Here's where you come in. I've been presented the awesome opportunity to sell Project Life products at Gather in the spring of 2013! While I'm completely on board for the idea because I love this system so much, I want to know your thoughts on the subject. Is this something we need in our little community? Is this something you are looking for in your life - a practical, affordable memory keeping solution?

Here's a preview of what you might see if we end up selling these products at Gather:
Blush Edition Core Kit

Cinnamon Edition Core Kit

Honey Edition Core Kit

Jade Edition Core Kit

Kraft Edition Core Kit

Midnight Edition Core Kit

Rain Edition Core Kit

As you saw in the video, all you need to complete a memory album with the Project Life system is a Core Kit {pictured above}, an album, page protectors, and a pen. That's it. Now, you can embellish it like crazy if you enjoy that sort of thing or want to personalize the system. That's the great thing about Project Life - it can be simple or intricate or somewhere in between. It really does fit in everyone's lifestyle. 

In addition to core kits, albums, and page protectors, Project Life is now offering Mini Kits and Mini Albums for those events that warrant their own special album - such as weddings, childhood and holidays. 

One last note - if this system is new to you {or even if it's not}, I won't leave you hanging.
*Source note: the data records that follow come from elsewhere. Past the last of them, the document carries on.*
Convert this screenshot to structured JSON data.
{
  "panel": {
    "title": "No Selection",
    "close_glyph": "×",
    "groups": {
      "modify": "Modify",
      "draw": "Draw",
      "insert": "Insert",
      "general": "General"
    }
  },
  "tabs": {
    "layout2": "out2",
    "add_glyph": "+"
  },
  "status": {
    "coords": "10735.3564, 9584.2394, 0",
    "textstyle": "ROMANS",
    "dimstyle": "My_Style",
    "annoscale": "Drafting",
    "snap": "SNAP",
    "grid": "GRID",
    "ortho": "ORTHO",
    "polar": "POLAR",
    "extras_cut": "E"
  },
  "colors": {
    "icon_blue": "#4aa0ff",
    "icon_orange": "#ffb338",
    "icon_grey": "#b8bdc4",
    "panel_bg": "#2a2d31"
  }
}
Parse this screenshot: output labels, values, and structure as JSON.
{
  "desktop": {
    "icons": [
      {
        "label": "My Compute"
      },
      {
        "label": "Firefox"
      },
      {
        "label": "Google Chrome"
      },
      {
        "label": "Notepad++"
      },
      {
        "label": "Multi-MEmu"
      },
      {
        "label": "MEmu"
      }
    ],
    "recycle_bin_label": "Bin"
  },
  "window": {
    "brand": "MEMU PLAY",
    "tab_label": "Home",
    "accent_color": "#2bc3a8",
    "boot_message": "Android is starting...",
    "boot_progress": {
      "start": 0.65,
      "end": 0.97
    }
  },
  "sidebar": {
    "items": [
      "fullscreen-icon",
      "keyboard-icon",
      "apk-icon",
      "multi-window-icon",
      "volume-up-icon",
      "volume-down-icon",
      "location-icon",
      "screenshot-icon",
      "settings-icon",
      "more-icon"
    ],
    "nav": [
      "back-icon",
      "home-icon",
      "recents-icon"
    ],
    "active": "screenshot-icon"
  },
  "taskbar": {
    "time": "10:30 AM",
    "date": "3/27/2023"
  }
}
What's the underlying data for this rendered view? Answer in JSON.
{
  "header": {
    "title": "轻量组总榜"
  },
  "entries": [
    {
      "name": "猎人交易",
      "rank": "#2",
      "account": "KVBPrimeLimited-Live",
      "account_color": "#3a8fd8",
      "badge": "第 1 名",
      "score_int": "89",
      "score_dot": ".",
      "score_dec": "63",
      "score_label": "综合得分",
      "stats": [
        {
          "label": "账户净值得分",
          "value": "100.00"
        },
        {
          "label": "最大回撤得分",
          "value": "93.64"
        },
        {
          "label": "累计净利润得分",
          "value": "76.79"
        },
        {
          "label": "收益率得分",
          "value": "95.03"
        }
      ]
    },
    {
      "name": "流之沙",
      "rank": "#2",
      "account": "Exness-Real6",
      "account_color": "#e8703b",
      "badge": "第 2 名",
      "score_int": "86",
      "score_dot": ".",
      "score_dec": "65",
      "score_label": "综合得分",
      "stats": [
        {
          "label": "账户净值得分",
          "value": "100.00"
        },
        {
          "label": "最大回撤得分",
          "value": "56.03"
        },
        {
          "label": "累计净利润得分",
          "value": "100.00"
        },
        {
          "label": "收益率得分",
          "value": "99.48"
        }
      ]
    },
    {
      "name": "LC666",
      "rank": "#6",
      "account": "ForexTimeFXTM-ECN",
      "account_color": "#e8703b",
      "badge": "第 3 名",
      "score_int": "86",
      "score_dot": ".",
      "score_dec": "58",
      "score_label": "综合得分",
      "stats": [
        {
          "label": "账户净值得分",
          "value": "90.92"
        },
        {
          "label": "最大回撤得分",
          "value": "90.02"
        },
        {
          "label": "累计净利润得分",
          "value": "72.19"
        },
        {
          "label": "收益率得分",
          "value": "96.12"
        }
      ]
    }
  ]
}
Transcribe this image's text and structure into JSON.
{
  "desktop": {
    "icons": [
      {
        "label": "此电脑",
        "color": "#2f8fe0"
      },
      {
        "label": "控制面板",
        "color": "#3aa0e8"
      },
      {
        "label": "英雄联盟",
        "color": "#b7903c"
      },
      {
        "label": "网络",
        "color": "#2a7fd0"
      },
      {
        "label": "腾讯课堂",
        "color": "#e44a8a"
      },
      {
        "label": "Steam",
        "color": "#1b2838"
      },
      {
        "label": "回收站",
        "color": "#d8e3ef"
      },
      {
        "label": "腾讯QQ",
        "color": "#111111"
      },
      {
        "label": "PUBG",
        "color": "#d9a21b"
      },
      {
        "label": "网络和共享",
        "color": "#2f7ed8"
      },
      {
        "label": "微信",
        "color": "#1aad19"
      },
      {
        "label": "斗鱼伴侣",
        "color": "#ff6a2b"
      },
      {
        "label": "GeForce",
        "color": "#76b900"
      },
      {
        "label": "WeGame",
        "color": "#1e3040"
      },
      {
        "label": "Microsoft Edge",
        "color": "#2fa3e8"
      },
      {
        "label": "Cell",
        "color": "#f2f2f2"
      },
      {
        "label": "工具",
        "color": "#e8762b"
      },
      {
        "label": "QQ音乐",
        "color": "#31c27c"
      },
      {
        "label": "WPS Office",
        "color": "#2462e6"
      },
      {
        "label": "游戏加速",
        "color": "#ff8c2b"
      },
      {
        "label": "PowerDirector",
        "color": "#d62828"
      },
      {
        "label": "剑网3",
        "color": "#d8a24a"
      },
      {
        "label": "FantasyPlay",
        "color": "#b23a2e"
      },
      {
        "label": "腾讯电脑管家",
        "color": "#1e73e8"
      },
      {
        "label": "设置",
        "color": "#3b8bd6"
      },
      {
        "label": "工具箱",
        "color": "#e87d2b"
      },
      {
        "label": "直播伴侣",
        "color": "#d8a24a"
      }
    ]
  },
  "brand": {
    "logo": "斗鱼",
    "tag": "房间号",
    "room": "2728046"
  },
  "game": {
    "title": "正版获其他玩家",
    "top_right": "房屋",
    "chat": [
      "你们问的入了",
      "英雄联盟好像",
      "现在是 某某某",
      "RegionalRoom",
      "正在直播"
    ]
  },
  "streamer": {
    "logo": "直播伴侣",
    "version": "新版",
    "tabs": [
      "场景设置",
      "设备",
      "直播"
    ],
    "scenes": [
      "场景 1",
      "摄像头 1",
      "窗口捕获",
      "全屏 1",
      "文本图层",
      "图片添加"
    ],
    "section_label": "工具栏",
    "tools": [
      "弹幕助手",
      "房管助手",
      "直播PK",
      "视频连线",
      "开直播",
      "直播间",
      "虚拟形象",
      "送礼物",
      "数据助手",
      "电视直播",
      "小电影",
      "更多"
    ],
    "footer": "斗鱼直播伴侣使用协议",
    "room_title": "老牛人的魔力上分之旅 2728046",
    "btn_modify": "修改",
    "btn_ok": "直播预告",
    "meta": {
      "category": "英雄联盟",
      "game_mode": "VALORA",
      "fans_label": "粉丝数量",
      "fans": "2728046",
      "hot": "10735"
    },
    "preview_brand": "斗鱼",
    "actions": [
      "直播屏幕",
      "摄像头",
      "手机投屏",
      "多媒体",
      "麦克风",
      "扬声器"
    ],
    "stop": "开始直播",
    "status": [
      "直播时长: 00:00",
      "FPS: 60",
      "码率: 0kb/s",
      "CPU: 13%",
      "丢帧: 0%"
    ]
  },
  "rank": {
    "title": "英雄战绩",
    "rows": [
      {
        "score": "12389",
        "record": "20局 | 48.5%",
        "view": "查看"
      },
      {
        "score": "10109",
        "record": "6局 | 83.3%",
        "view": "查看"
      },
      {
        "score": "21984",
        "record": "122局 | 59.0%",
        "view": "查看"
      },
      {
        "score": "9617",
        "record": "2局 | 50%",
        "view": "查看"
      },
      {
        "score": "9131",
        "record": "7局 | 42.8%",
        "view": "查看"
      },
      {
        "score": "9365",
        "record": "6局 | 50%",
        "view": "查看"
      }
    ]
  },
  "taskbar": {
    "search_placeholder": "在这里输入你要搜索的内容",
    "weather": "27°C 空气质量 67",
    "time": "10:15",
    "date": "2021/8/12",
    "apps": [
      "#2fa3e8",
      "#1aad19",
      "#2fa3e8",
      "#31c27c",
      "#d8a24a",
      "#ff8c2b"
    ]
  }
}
If I offer this product, I'll also offer free introduction seminars at Gather {that will most likely come with a discount for some product!} I'll also be holding some more specific classes on different Project Life ideas & techniques, and if there's interest, I thought it would be fun to host some working sessions where we can all sit down and complete a mini album together. Again, these things are up to you and whatever you are interested in. 

So, is this something you'd like to see at Gather in the next few months? I get a lot of feedback via Facebook, Instagram, this blog, and from my customers, but this is one of those times I really need you to leave me a comment here on the blog or on Facebook. I'm relying completely on your feedback to make this decision. If I don't hear from you, I'll assume this isn't something you want to see at Gather. If I hear from you that you love the idea and are interested, then I'll do whatever I can to make the product available. It's as simple as that. 

Thanks for your opinion!

ETA: I had to turn comments for this post off due to all the spam I was receiving {on just this post, weird.} Anyway, if you want to leave me feedback on this post, feel free to e-mail me or send me a message on Facebook {facebook.com/gatherboutique}. Thanks!